If a line in the records below contains the word "month", copy it out.

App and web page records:
• • •

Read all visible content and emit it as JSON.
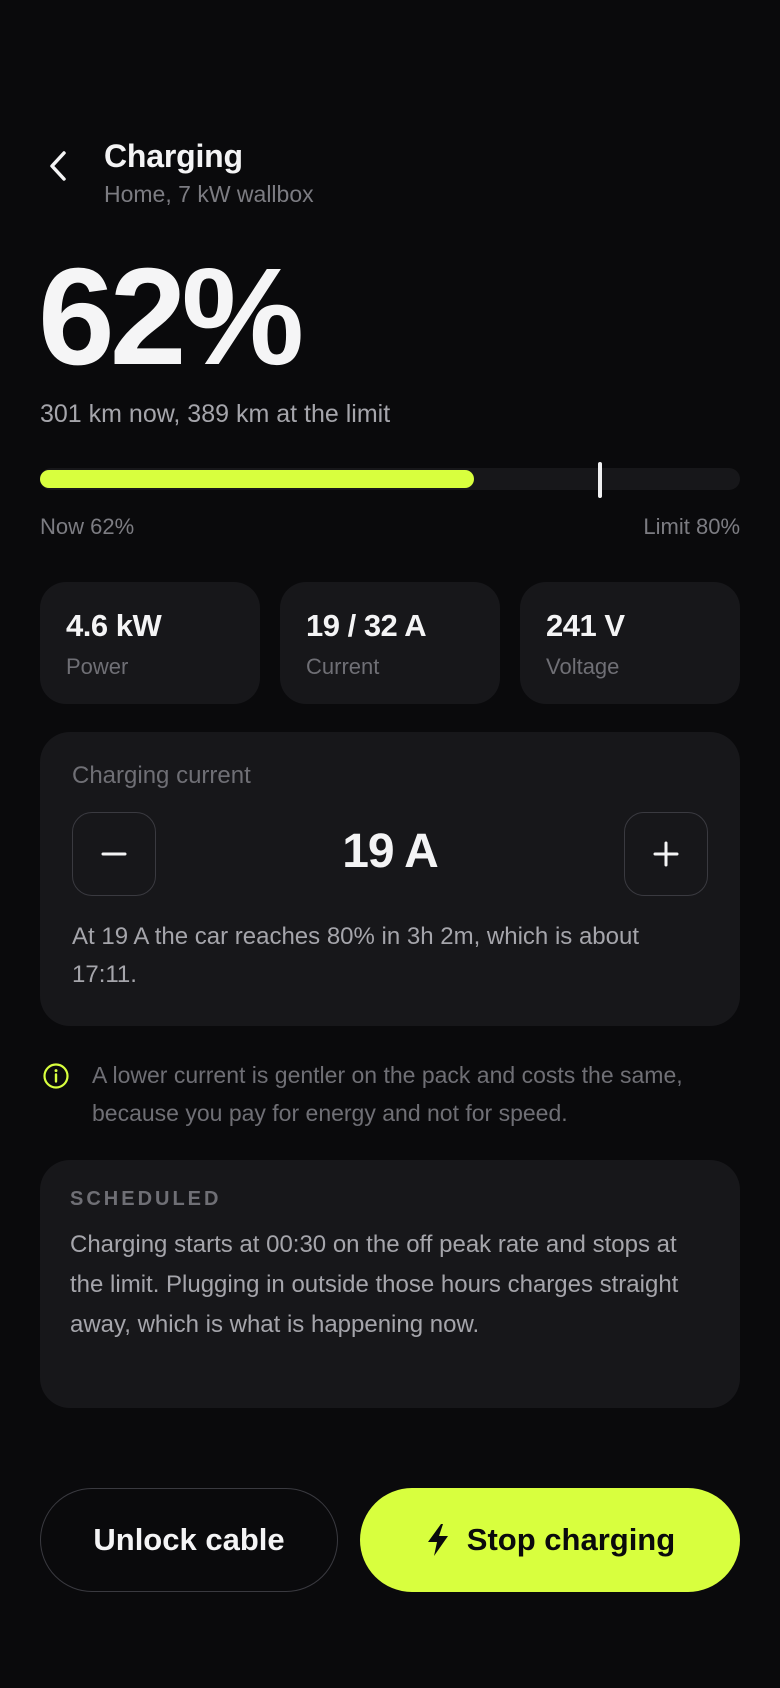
{
  "header": {
    "title": "Charging",
    "subtitle": "Home, 7 kW wallbox"
  },
  "battery": {
    "percent_text": "62%",
    "range_text": "301 km now, 389 km at the limit",
    "level_fraction": 0.62,
    "limit_fraction": 0.8,
    "now_label": "Now 62%",
    "limit_label": "Limit 80%"
  },
  "stats": [
    {
      "value": "4.6 kW",
      "label": "Power"
    },
    {
      "value": "19 / 32 A",
      "label": "Current"
    },
    {
      "value": "241 V",
      "label": "Voltage"
    }
  ],
  "current_card": {
    "label": "Charging current",
    "value": "19 A",
    "minus_symbol": "−",
    "plus_symbol": "+",
    "note": "At 19 A the car reaches 80% in 3h 2m, which is about 17:11."
  },
  "tip": {
    "icon": "info-icon",
    "text": "A lower current is gentler on the pack and costs the same, because you pay for energy and not for speed."
  },
  "scheduled": {
    "title": "SCHEDULED",
    "text": "Charging starts at 00:30 on the off peak rate and stops at the limit. Plugging in outside those hours charges straight away, which is what is happening now."
  },
  "actions": {
    "unlock_label": "Unlock cable",
    "stop_label": "Stop charging",
    "stop_icon": "lightning-icon"
  },
  "colors": {
    "background": "#0a0a0c",
    "card": "#17171a",
    "accent": "#d8ff3e",
    "text_primary": "#f4f4f5",
    "text_secondary": "#a5a5ab",
    "text_muted": "#6f6f75"
  }
}
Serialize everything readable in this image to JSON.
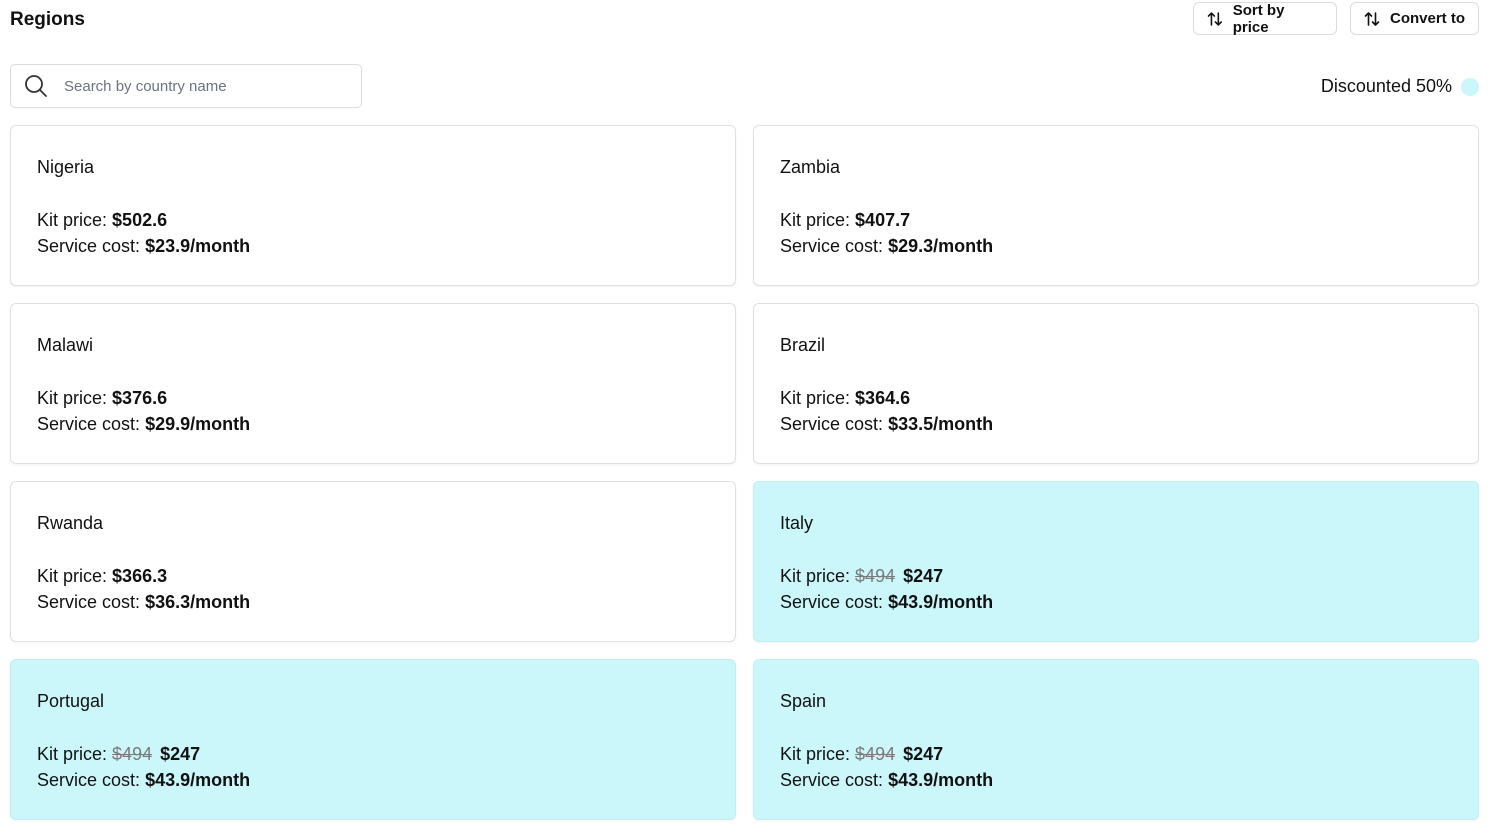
{
  "header": {
    "title": "Regions",
    "sort_label": "Sort by price",
    "convert_label": "Convert to"
  },
  "search": {
    "placeholder": "Search by country name",
    "value": ""
  },
  "legend": {
    "label": "Discounted 50%",
    "color": "#cbf7fb"
  },
  "labels": {
    "kit": "Kit price:",
    "service": "Service cost:"
  },
  "regions": [
    {
      "name": "Nigeria",
      "kit_price": "$502.6",
      "service_cost": "$23.9/month",
      "discounted": false
    },
    {
      "name": "Zambia",
      "kit_price": "$407.7",
      "service_cost": "$29.3/month",
      "discounted": false
    },
    {
      "name": "Malawi",
      "kit_price": "$376.6",
      "service_cost": "$29.9/month",
      "discounted": false
    },
    {
      "name": "Brazil",
      "kit_price": "$364.6",
      "service_cost": "$33.5/month",
      "discounted": false
    },
    {
      "name": "Rwanda",
      "kit_price": "$366.3",
      "service_cost": "$36.3/month",
      "discounted": false
    },
    {
      "name": "Italy",
      "original_price": "$494",
      "kit_price": "$247",
      "service_cost": "$43.9/month",
      "discounted": true
    },
    {
      "name": "Portugal",
      "original_price": "$494",
      "kit_price": "$247",
      "service_cost": "$43.9/month",
      "discounted": true
    },
    {
      "name": "Spain",
      "original_price": "$494",
      "kit_price": "$247",
      "service_cost": "$43.9/month",
      "discounted": true
    }
  ],
  "colors": {
    "discount_bg": "#cbf7fb",
    "border": "#dde1e5"
  }
}
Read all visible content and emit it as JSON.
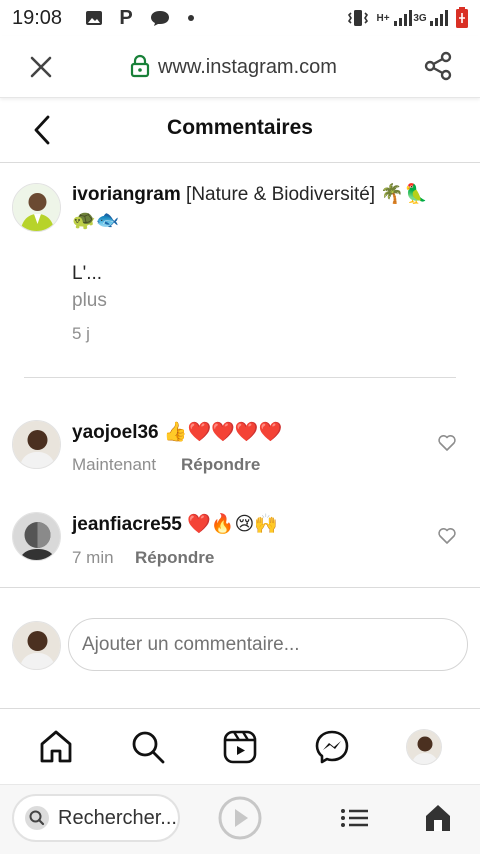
{
  "status_bar": {
    "time": "19:08",
    "network_label": "3G",
    "icons": [
      "image-icon",
      "p-app-icon",
      "chat-icon",
      "dot-icon",
      "vibrate-icon",
      "hplus-icon",
      "signal-icon",
      "signal-3g-icon",
      "battery-icon"
    ]
  },
  "browser": {
    "url": "www.instagram.com",
    "icons": [
      "close-icon",
      "lock-icon",
      "share-icon"
    ]
  },
  "header": {
    "title": "Commentaires"
  },
  "post": {
    "username": "ivoriangram",
    "caption": "[Nature & Biodiversité] 🌴🦜",
    "caption_emoji_line2": "🐢🐟",
    "caption_more_line": "L'...",
    "more_label": "plus",
    "age": "5 j"
  },
  "comments": [
    {
      "username": "yaojoel36",
      "emojis": "👍❤️❤️❤️❤️",
      "time": "Maintenant",
      "reply_label": "Répondre"
    },
    {
      "username": "jeanfiacre55",
      "emojis": "❤️🔥😢🙌",
      "time": "7 min",
      "reply_label": "Répondre"
    }
  ],
  "comment_input": {
    "placeholder": "Ajouter un commentaire..."
  },
  "bottom_nav": [
    "home-icon",
    "search-icon",
    "reels-icon",
    "messenger-icon",
    "profile-avatar"
  ],
  "system_bar": {
    "search_label": "Rechercher..."
  },
  "colors": {
    "accent_green": "#188038",
    "text": "#262626",
    "muted": "#8e8e8e"
  }
}
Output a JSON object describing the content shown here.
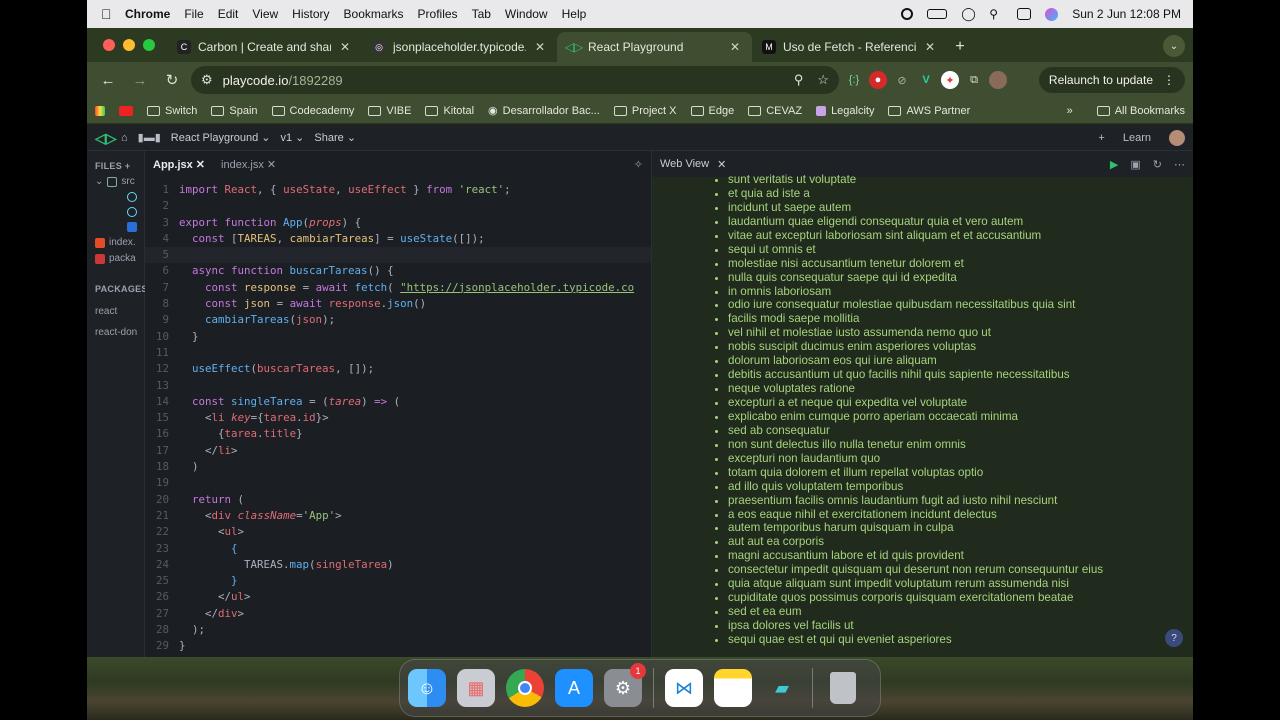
{
  "menubar": {
    "app": "Chrome",
    "items": [
      "File",
      "Edit",
      "View",
      "History",
      "Bookmarks",
      "Profiles",
      "Tab",
      "Window",
      "Help"
    ],
    "clock": "Sun 2 Jun  12:08 PM"
  },
  "tabs": [
    {
      "title": "Carbon | Create and share be",
      "icon": "carbon-icon"
    },
    {
      "title": "jsonplaceholder.typicode.com",
      "icon": "github-icon"
    },
    {
      "title": "React Playground",
      "icon": "playcode-icon",
      "active": true
    },
    {
      "title": "Uso de Fetch - Referencia de",
      "icon": "mdn-icon"
    }
  ],
  "address": {
    "host": "playcode.io",
    "path": "/1892289"
  },
  "relaunch": "Relaunch to update",
  "bookmarks": [
    "Switch",
    "Spain",
    "Codecademy",
    "VIBE",
    "Kitotal",
    "Desarrollador Bac...",
    "Project X",
    "Edge",
    "CEVAZ",
    "Legalcity",
    "AWS Partner"
  ],
  "all_bookmarks": "All Bookmarks",
  "playcode": {
    "project": "React Playground",
    "version": "v1",
    "share": "Share",
    "learn": "Learn",
    "files_header": "FILES",
    "folder": "src",
    "file1": "index.",
    "file2": "packa",
    "packages_header": "PACKAGES",
    "pkg1": "react",
    "pkg2": "react-don",
    "editor_tab_active": "App.jsx",
    "editor_tab_2": "index.jsx",
    "webview_title": "Web View"
  },
  "web_items": [
    "sunt veritatis ut voluptate",
    "et quia ad iste a",
    "incidunt ut saepe autem",
    "laudantium quae eligendi consequatur quia et vero autem",
    "vitae aut excepturi laboriosam sint aliquam et et accusantium",
    "sequi ut omnis et",
    "molestiae nisi accusantium tenetur dolorem et",
    "nulla quis consequatur saepe qui id expedita",
    "in omnis laboriosam",
    "odio iure consequatur molestiae quibusdam necessitatibus quia sint",
    "facilis modi saepe mollitia",
    "vel nihil et molestiae iusto assumenda nemo quo ut",
    "nobis suscipit ducimus enim asperiores voluptas",
    "dolorum laboriosam eos qui iure aliquam",
    "debitis accusantium ut quo facilis nihil quis sapiente necessitatibus",
    "neque voluptates ratione",
    "excepturi a et neque qui expedita vel voluptate",
    "explicabo enim cumque porro aperiam occaecati minima",
    "sed ab consequatur",
    "non sunt delectus illo nulla tenetur enim omnis",
    "excepturi non laudantium quo",
    "totam quia dolorem et illum repellat voluptas optio",
    "ad illo quis voluptatem temporibus",
    "praesentium facilis omnis laudantium fugit ad iusto nihil nesciunt",
    "a eos eaque nihil et exercitationem incidunt delectus",
    "autem temporibus harum quisquam in culpa",
    "aut aut ea corporis",
    "magni accusantium labore et id quis provident",
    "consectetur impedit quisquam qui deserunt non rerum consequuntur eius",
    "quia atque aliquam sunt impedit voluptatum rerum assumenda nisi",
    "cupiditate quos possimus corporis quisquam exercitationem beatae",
    "sed et ea eum",
    "ipsa dolores vel facilis ut",
    "sequi quae est et qui qui eveniet asperiores"
  ],
  "dock": {
    "badge": "1"
  },
  "colors": {
    "chrome_accent": "#3f4d30",
    "list_green": "#a6d47e",
    "editor_bg": "#1b1e23"
  }
}
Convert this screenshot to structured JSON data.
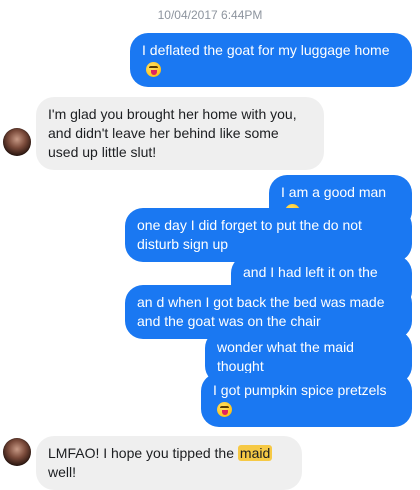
{
  "conversation": {
    "timestamp": "10/04/2017 6:44PM",
    "messages": [
      {
        "from": "me",
        "text": "I deflated the goat for my luggage home",
        "emoji": true
      },
      {
        "from": "them",
        "text": "I'm glad you brought her home with you, and didn't leave her behind like some used up little slut!"
      },
      {
        "from": "me",
        "text": "I am a good man",
        "emoji": true
      },
      {
        "from": "me",
        "text": "one day I did forget to put the do not disturb sign up"
      },
      {
        "from": "me",
        "text": "and I had left it on the bed"
      },
      {
        "from": "me",
        "text": "an d when I got back the bed was made and the goat was on the chair"
      },
      {
        "from": "me",
        "text": "wonder what the maid thought"
      },
      {
        "from": "me",
        "text": "I got pumpkin spice pretzels",
        "emoji": true
      },
      {
        "from": "them",
        "text_before": "LMFAO! I hope you tipped the",
        "highlight": "maid",
        "text_after": "well!"
      }
    ]
  },
  "colors": {
    "outgoing_bubble": "#1a78f2",
    "incoming_bubble": "#efefef",
    "highlight": "#f6c945"
  },
  "icons": {
    "emoji": "grinning-tongue-emoji",
    "avatar": "contact-avatar"
  }
}
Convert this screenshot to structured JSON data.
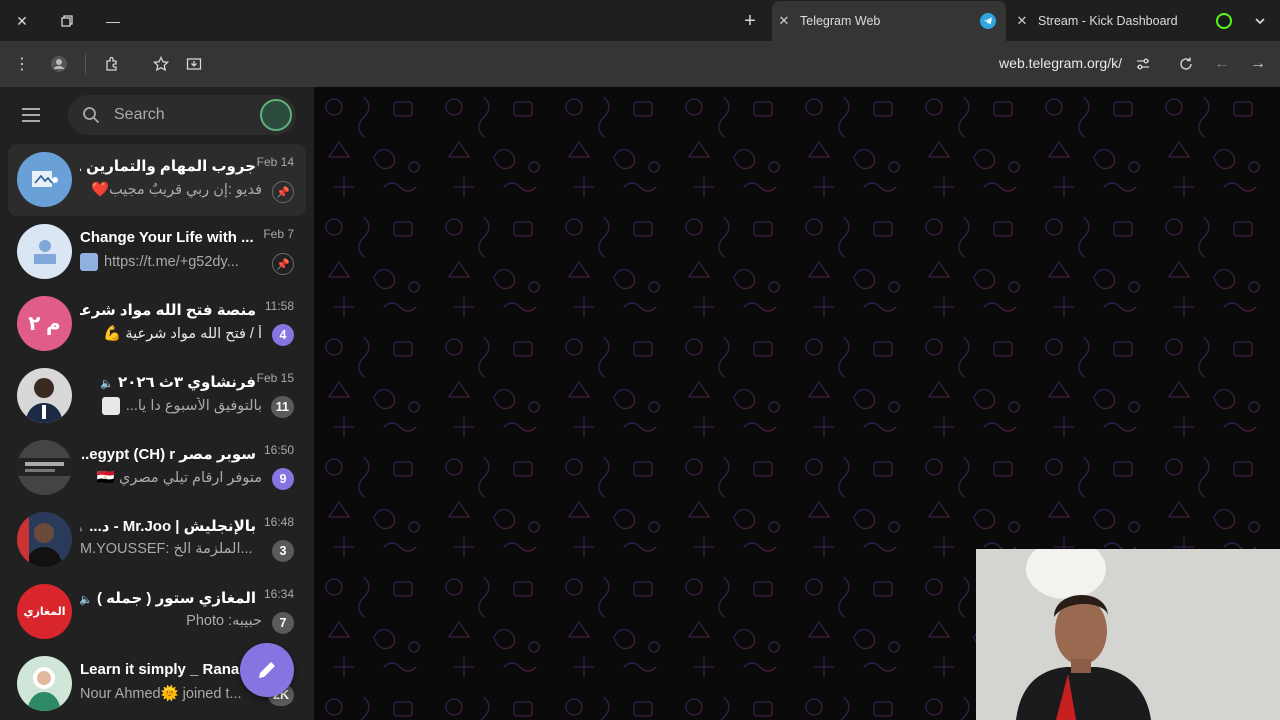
{
  "browser": {
    "tabs": [
      {
        "title": "Telegram Web",
        "active": true,
        "favicon": "telegram-icon"
      },
      {
        "title": "Stream - Kick Dashboard",
        "active": false,
        "favicon": "kick-icon"
      }
    ],
    "url": "web.telegram.org/k/"
  },
  "sidebar": {
    "search_placeholder": "Search",
    "chats": [
      {
        "title": "جروب المهام والتمارين ...",
        "time": "Feb 14",
        "preview": "فديو :إن ربي قريبٌ مجيب❤️",
        "pinned": true,
        "avatar_color": "#6aa0d8",
        "rtl": true
      },
      {
        "title": "Change Your Life with ...",
        "time": "Feb 7",
        "preview": "https://t.me/+g52dy...",
        "pinned": true,
        "avatar_color": "#7fa8d8",
        "rtl": false
      },
      {
        "title": "منصة فتح الله مواد شرعية...",
        "time": "11:58",
        "preview": "أ / فتح الله مواد شرعية 💪",
        "badge": "4",
        "badge_style": "purple",
        "avatar_text": "م ٢",
        "avatar_color": "#e05c8a",
        "rtl": true
      },
      {
        "title": "فرنشاوي ٣ث ٢٠٢٦",
        "time": "Feb 15",
        "preview": "بالتوفيق الأسبوع دا يا...",
        "badge": "11",
        "badge_style": "muted",
        "muted": true,
        "avatar_color": "#d8d8d8",
        "rtl": true
      },
      {
        "title": "سوبر مصر egypt (CH) r...",
        "time": "16:50",
        "preview": "متوفر ارقام تيلي مصري 🇪🇬",
        "badge": "9",
        "badge_style": "purple",
        "avatar_color": "#444444",
        "rtl": true
      },
      {
        "title": "بالإنجليش | Mr.Joo - د...",
        "time": "16:48",
        "preview": "M.YOUSSEF: الملزمة الخ...",
        "badge": "3",
        "badge_style": "muted",
        "muted": true,
        "avatar_color": "#2a3a5a",
        "rtl": true
      },
      {
        "title": "المغازي ستور ( جمله )",
        "time": "16:34",
        "preview": "حبيبه: Photo",
        "badge": "7",
        "badge_style": "muted",
        "muted": true,
        "avatar_text": "المغازي",
        "avatar_color": "#d8262c",
        "rtl": true
      },
      {
        "title": "Learn it simply _ Rana",
        "time": "",
        "preview": "Nour Ahmed🌞 joined t...",
        "badge": "2K",
        "badge_style": "muted",
        "avatar_color": "#cfe6d8",
        "rtl": false
      }
    ]
  },
  "colors": {
    "accent": "#8774e1",
    "sidebar_bg": "#212121",
    "main_bg": "#0a0a0a"
  }
}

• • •

Answer box:
      "service_cost": "$23.9/month",
      "service_cost": "$29.3/month",
      "service_cost": "$29.9/month",
      "service_cost": "$33.5/month",
      "service_cost": "$36.3/month",
      "service_cost": "$43.9/month",
      "service_cost": "$43.9/month",
      "service_cost": "$43.9/month",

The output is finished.